For high formality workers to excel in their roles, consider adapting your own behavior. When you make a few small changes, you’ll not only create a more inclusive and collaborative work environment, but also tap into the productivity and accuracy your colleagues have to offer.
- Encourage Questions & Acknowledge Concerns
Don’t dismiss high formality workers or complain about their meticulous approach. Unproductive language like “they don’t have a growth mindset” or “this will take forever” hinders collaboration. While these dedicated workers appreciate efficiency, they also value attention to detail. Rushing through conversations or overlooking essential details can cause frustration. Acknowledge their concerns instead of dismissing them as trivial. Addressing these worries promptly and effectively is vital for their peace of mind and productivity. Take the time to ensure accuracy and completeness. And responding with “don’t worry” is a surefire way to cause a high formality employee to do just that.
- Be Punctual
If meetings are scheduled at a specific time, be on time. Communicate if there are any delays or the need to reschedule as far in advance as possible. High formality workers can accommodate the need for flexibility and change, but they would prefer a heads up. Respect their commitment to schedules and deadlines.
- Respond Timely and Thoroughly
When responding to their emails or requests, read thoroughly before replying (What, read the email? Yes, please!). Provide the requested details and avoid vague responses like “let’s figure it out later.” This only puts your formal workers on edge and could cause them to wait before moving forward. Communicate plans promptly. Precision-seeking employees rely on timely information to make informed decisions and take appropriate action. When details and expectations are provided late, your high formality team members experience conflict at having to re-do work or re-plan their workday. Avoid springing last-minute surprises, when possible.
Managing Differences in Formality
Managing employees with different formality factors can be challenging but the yin and yang of high and low formality can produce a powerhouse team. Here are some considerations:
Clarify What Success Looks Like: Ensure everyone understands what a successful outcome looks like. Share the end goal, involved parties, moving parts, deadlines, and any other details critical to the work. If there is not a set structure or process in place, describe any non-negotiables and ask your high formality employees to weigh in and build any needed process, playbook, or other structures they would find helpful to achieve the end goal.
Set Expectations: High formality employees want their work to be perfect, but that’s not always achievable, or even expected. Define what’s acceptable not to be perfect and what aspects must go well. For example, sometimes it is more important to respond to inquiries quickly than to have a full answer, so the expectation is to respond within 24-hours with “I’m looking into that” or “here is what I know now, I will get more details next week” rather than waiting a week to obtain the detailed, correct answer. Establish clear expectations for resources and support. Let them know you have their back, especially when things don’t go as planned.
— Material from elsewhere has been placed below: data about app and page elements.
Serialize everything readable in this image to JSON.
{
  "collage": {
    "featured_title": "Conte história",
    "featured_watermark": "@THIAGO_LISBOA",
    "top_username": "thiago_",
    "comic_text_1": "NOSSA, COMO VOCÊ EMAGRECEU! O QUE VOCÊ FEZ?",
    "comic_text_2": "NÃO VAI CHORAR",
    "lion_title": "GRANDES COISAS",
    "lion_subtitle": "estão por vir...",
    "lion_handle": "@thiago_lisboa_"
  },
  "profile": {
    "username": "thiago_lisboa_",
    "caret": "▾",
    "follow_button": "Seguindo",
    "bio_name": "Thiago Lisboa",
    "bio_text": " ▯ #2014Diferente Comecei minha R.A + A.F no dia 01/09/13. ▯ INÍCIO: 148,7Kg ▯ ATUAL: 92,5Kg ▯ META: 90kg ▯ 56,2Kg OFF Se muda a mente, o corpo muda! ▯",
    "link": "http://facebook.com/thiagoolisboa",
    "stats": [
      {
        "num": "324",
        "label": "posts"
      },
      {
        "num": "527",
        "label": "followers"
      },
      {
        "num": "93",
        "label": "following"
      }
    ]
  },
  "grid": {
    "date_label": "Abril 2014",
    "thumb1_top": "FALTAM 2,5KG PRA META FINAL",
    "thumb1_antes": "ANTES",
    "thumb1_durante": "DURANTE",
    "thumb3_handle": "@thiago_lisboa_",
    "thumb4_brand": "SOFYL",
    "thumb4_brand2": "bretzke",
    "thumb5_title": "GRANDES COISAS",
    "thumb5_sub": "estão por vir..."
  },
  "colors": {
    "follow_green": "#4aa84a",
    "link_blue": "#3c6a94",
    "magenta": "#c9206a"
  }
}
Ask Questions: Be sure to ask questions such as “What else do you need to know to get started?” or “What questions do you have before moving forward?” This will create a comfortable and inclusive environment as well provide space for collecting accurate information in order to produce quality work.
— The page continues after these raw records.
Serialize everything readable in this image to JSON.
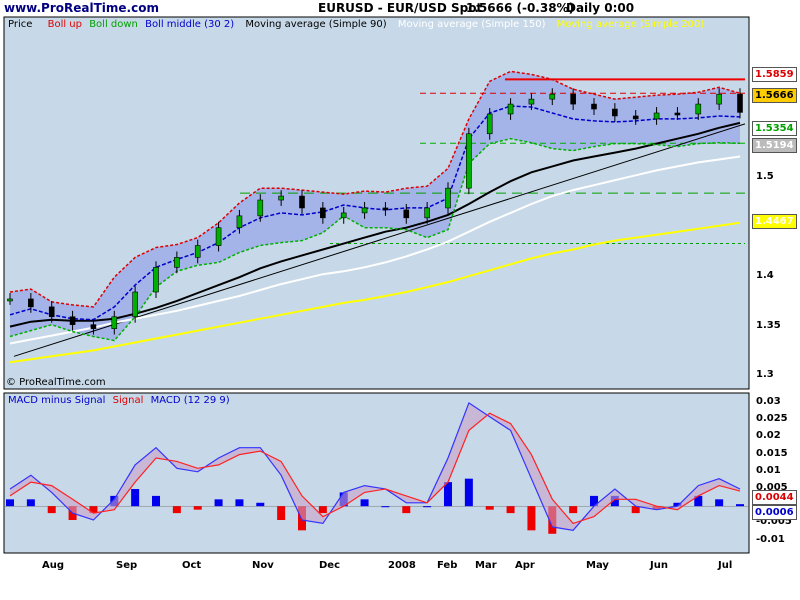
{
  "header": {
    "site": "www.ProRealTime.com",
    "symbol": "EURUSD - EUR/USD Spot",
    "price_change": "1.5666 (-0.38%)",
    "period": "Daily 0:00"
  },
  "watermark": "© ProRealTime.com",
  "colors": {
    "panel_bg": "#c7d9e8",
    "band_fill": "#a0aee8",
    "boll_up": "#dd0000",
    "boll_down": "#00b000",
    "boll_middle": "#0000cc",
    "ma90": "#000000",
    "ma150": "#ffffff",
    "ma200": "#ffff00",
    "resistance": "#ee0000",
    "macd": "#3333ff",
    "signal": "#ff2222"
  },
  "price_legend": {
    "price": "Price",
    "boll_up": "Boll up",
    "boll_down": "Boll down",
    "boll_middle": "Boll middle (30 2)",
    "ma90": "Moving average (Simple 90)",
    "ma150": "Moving average (Simple 150)",
    "ma200": "Moving average (Simple 200)"
  },
  "macd_legend": {
    "histogram": "MACD minus Signal",
    "signal": "Signal",
    "macd": "MACD (12 29 9)"
  },
  "price_badges": {
    "boll_up": "1.5859",
    "last": "1.5666",
    "boll_down": "1.5354",
    "ma150": "1.5194",
    "ma200": "1.4467"
  },
  "macd_badges": {
    "signal": "0.0044",
    "histogram": "0.0006"
  },
  "chart_data": [
    {
      "type": "candlestick",
      "title": "EURUSD - EUR/USD Spot",
      "ylim": [
        1.29,
        1.66
      ],
      "y_ticks": [
        "1.6",
        "1.55",
        "1.5",
        "1.45",
        "1.4",
        "1.35",
        "1.3"
      ],
      "x_labels": [
        "Aug",
        "Sep",
        "Oct",
        "Nov",
        "Dec",
        "2008",
        "Feb",
        "Mar",
        "Apr",
        "May",
        "Jun",
        "Jul"
      ],
      "series": [
        {
          "name": "Price",
          "x": [
            0,
            10,
            20,
            30,
            40,
            50,
            60,
            70,
            80,
            90,
            100,
            110,
            120,
            130,
            140,
            150,
            160,
            170,
            180,
            190,
            200,
            210,
            220,
            230,
            240,
            250,
            260,
            270,
            280,
            290,
            300,
            310,
            320,
            330,
            340,
            350
          ],
          "values": [
            1.378,
            1.37,
            1.36,
            1.352,
            1.348,
            1.36,
            1.385,
            1.41,
            1.42,
            1.432,
            1.45,
            1.462,
            1.478,
            1.482,
            1.47,
            1.46,
            1.465,
            1.47,
            1.468,
            1.46,
            1.47,
            1.49,
            1.545,
            1.565,
            1.575,
            1.58,
            1.585,
            1.575,
            1.57,
            1.563,
            1.56,
            1.566,
            1.565,
            1.575,
            1.585,
            1.5666
          ]
        },
        {
          "name": "Boll up",
          "x": [
            0,
            10,
            20,
            30,
            40,
            50,
            60,
            70,
            80,
            90,
            100,
            110,
            120,
            130,
            140,
            150,
            160,
            170,
            180,
            190,
            200,
            210,
            220,
            230,
            240,
            250,
            260,
            270,
            280,
            290,
            300,
            310,
            320,
            330,
            340,
            350
          ],
          "values": [
            1.385,
            1.388,
            1.375,
            1.372,
            1.37,
            1.4,
            1.42,
            1.43,
            1.433,
            1.44,
            1.455,
            1.475,
            1.49,
            1.49,
            1.488,
            1.486,
            1.484,
            1.487,
            1.486,
            1.49,
            1.492,
            1.51,
            1.56,
            1.598,
            1.608,
            1.605,
            1.6,
            1.59,
            1.585,
            1.58,
            1.582,
            1.584,
            1.585,
            1.587,
            1.592,
            1.5859
          ]
        },
        {
          "name": "Boll down",
          "x": [
            0,
            10,
            20,
            30,
            40,
            50,
            60,
            70,
            80,
            90,
            100,
            110,
            120,
            130,
            140,
            150,
            160,
            170,
            180,
            190,
            200,
            210,
            220,
            230,
            240,
            250,
            260,
            270,
            280,
            290,
            300,
            310,
            320,
            330,
            340,
            350
          ],
          "values": [
            1.34,
            1.346,
            1.352,
            1.345,
            1.34,
            1.336,
            1.36,
            1.39,
            1.406,
            1.412,
            1.415,
            1.425,
            1.432,
            1.435,
            1.437,
            1.445,
            1.462,
            1.45,
            1.45,
            1.448,
            1.44,
            1.448,
            1.515,
            1.535,
            1.54,
            1.536,
            1.53,
            1.528,
            1.532,
            1.535,
            1.535,
            1.534,
            1.532,
            1.535,
            1.536,
            1.5354
          ]
        },
        {
          "name": "Boll middle (30 2)",
          "x": [
            0,
            10,
            20,
            30,
            40,
            50,
            60,
            70,
            80,
            90,
            100,
            110,
            120,
            130,
            140,
            150,
            160,
            170,
            180,
            190,
            200,
            210,
            220,
            230,
            240,
            250,
            260,
            270,
            280,
            290,
            300,
            310,
            320,
            330,
            340,
            350
          ],
          "values": [
            1.362,
            1.368,
            1.362,
            1.358,
            1.357,
            1.37,
            1.392,
            1.41,
            1.418,
            1.425,
            1.435,
            1.45,
            1.46,
            1.465,
            1.463,
            1.466,
            1.473,
            1.47,
            1.468,
            1.47,
            1.47,
            1.48,
            1.54,
            1.566,
            1.573,
            1.572,
            1.566,
            1.56,
            1.558,
            1.557,
            1.558,
            1.56,
            1.56,
            1.561,
            1.563,
            1.562
          ]
        },
        {
          "name": "Moving average (Simple 90)",
          "x": [
            0,
            10,
            20,
            30,
            40,
            50,
            60,
            70,
            80,
            90,
            100,
            110,
            120,
            130,
            140,
            150,
            160,
            170,
            180,
            190,
            200,
            210,
            220,
            230,
            240,
            250,
            260,
            270,
            280,
            290,
            300,
            310,
            320,
            330,
            340,
            350
          ],
          "values": [
            1.35,
            1.355,
            1.357,
            1.356,
            1.356,
            1.358,
            1.363,
            1.369,
            1.376,
            1.384,
            1.392,
            1.4,
            1.409,
            1.416,
            1.422,
            1.428,
            1.434,
            1.44,
            1.446,
            1.45,
            1.456,
            1.463,
            1.474,
            1.486,
            1.497,
            1.506,
            1.512,
            1.518,
            1.522,
            1.526,
            1.53,
            1.535,
            1.54,
            1.545,
            1.551,
            1.556
          ]
        },
        {
          "name": "Moving average (Simple 150)",
          "x": [
            0,
            10,
            20,
            30,
            40,
            50,
            60,
            70,
            80,
            90,
            100,
            110,
            120,
            130,
            140,
            150,
            160,
            170,
            180,
            190,
            200,
            210,
            220,
            230,
            240,
            250,
            260,
            270,
            280,
            290,
            300,
            310,
            320,
            330,
            340,
            350
          ],
          "values": [
            1.333,
            1.337,
            1.341,
            1.345,
            1.349,
            1.354,
            1.358,
            1.362,
            1.366,
            1.371,
            1.376,
            1.381,
            1.387,
            1.393,
            1.398,
            1.403,
            1.406,
            1.41,
            1.415,
            1.421,
            1.428,
            1.436,
            1.446,
            1.456,
            1.465,
            1.474,
            1.482,
            1.488,
            1.493,
            1.498,
            1.503,
            1.508,
            1.512,
            1.516,
            1.519,
            1.522
          ]
        },
        {
          "name": "Moving average (Simple 200)",
          "x": [
            0,
            10,
            20,
            30,
            40,
            50,
            60,
            70,
            80,
            90,
            100,
            110,
            120,
            130,
            140,
            150,
            160,
            170,
            180,
            190,
            200,
            210,
            220,
            230,
            240,
            250,
            260,
            270,
            280,
            290,
            300,
            310,
            320,
            330,
            340,
            350
          ],
          "values": [
            1.314,
            1.317,
            1.32,
            1.323,
            1.326,
            1.33,
            1.334,
            1.338,
            1.342,
            1.346,
            1.35,
            1.354,
            1.358,
            1.362,
            1.366,
            1.37,
            1.374,
            1.377,
            1.381,
            1.385,
            1.39,
            1.395,
            1.401,
            1.407,
            1.413,
            1.419,
            1.424,
            1.428,
            1.433,
            1.437,
            1.44,
            1.443,
            1.446,
            1.449,
            1.452,
            1.455
          ]
        }
      ]
    },
    {
      "type": "bar",
      "title": "MACD (12 29 9)",
      "ylim": [
        -0.013,
        0.032
      ],
      "y_ticks": [
        "0.03",
        "0.025",
        "0.02",
        "0.015",
        "0.01",
        "0.005",
        "0",
        "-0.005",
        "-0.01"
      ],
      "series": [
        {
          "name": "MACD (12 29 9)",
          "x": [
            0,
            10,
            20,
            30,
            40,
            50,
            60,
            70,
            80,
            90,
            100,
            110,
            120,
            130,
            140,
            150,
            160,
            170,
            180,
            190,
            200,
            210,
            220,
            230,
            240,
            250,
            260,
            270,
            280,
            290,
            300,
            310,
            320,
            330,
            340,
            350
          ],
          "values": [
            0.005,
            0.009,
            0.004,
            -0.002,
            -0.004,
            0.002,
            0.012,
            0.017,
            0.011,
            0.01,
            0.014,
            0.017,
            0.017,
            0.009,
            -0.004,
            -0.005,
            0.004,
            0.006,
            0.005,
            0.001,
            0.001,
            0.014,
            0.03,
            0.026,
            0.022,
            0.008,
            -0.006,
            -0.007,
            0.0,
            0.005,
            0.0,
            -0.001,
            0.0,
            0.006,
            0.008,
            0.005
          ]
        },
        {
          "name": "Signal",
          "x": [
            0,
            10,
            20,
            30,
            40,
            50,
            60,
            70,
            80,
            90,
            100,
            110,
            120,
            130,
            140,
            150,
            160,
            170,
            180,
            190,
            200,
            210,
            220,
            230,
            240,
            250,
            260,
            270,
            280,
            290,
            300,
            310,
            320,
            330,
            340,
            350
          ],
          "values": [
            0.003,
            0.007,
            0.006,
            0.002,
            -0.002,
            -0.001,
            0.007,
            0.014,
            0.013,
            0.011,
            0.012,
            0.015,
            0.016,
            0.013,
            0.003,
            -0.003,
            0.0,
            0.004,
            0.005,
            0.003,
            0.001,
            0.007,
            0.022,
            0.027,
            0.024,
            0.015,
            0.002,
            -0.005,
            -0.003,
            0.002,
            0.002,
            0.0,
            -0.001,
            0.003,
            0.006,
            0.0044
          ]
        },
        {
          "name": "MACD minus Signal",
          "x": [
            0,
            10,
            20,
            30,
            40,
            50,
            60,
            70,
            80,
            90,
            100,
            110,
            120,
            130,
            140,
            150,
            160,
            170,
            180,
            190,
            200,
            210,
            220,
            230,
            240,
            250,
            260,
            270,
            280,
            290,
            300,
            310,
            320,
            330,
            340,
            350
          ],
          "values": [
            0.002,
            0.002,
            -0.002,
            -0.004,
            -0.002,
            0.003,
            0.005,
            0.003,
            -0.002,
            -0.001,
            0.002,
            0.002,
            0.001,
            -0.004,
            -0.007,
            -0.002,
            0.004,
            0.002,
            0.0,
            -0.002,
            0.0,
            0.007,
            0.008,
            -0.001,
            -0.002,
            -0.007,
            -0.008,
            -0.002,
            0.003,
            0.003,
            -0.002,
            -0.001,
            0.001,
            0.003,
            0.002,
            0.0006
          ]
        }
      ]
    }
  ]
}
In conclusion, high formality colleagues bring a valuable perspective to the workplace. By embracing their meticulous nature and recognizing their commitment to success, you can foster a harmonious and productive work environment. Remember, it’s all about finding the right balance and appreciating the unique strengths each team member brings to the table.
So, the next time you find yourself collaborating with a high formality colleague, approach it with an open mind and a willingness to learn. Together, we can achieve great results.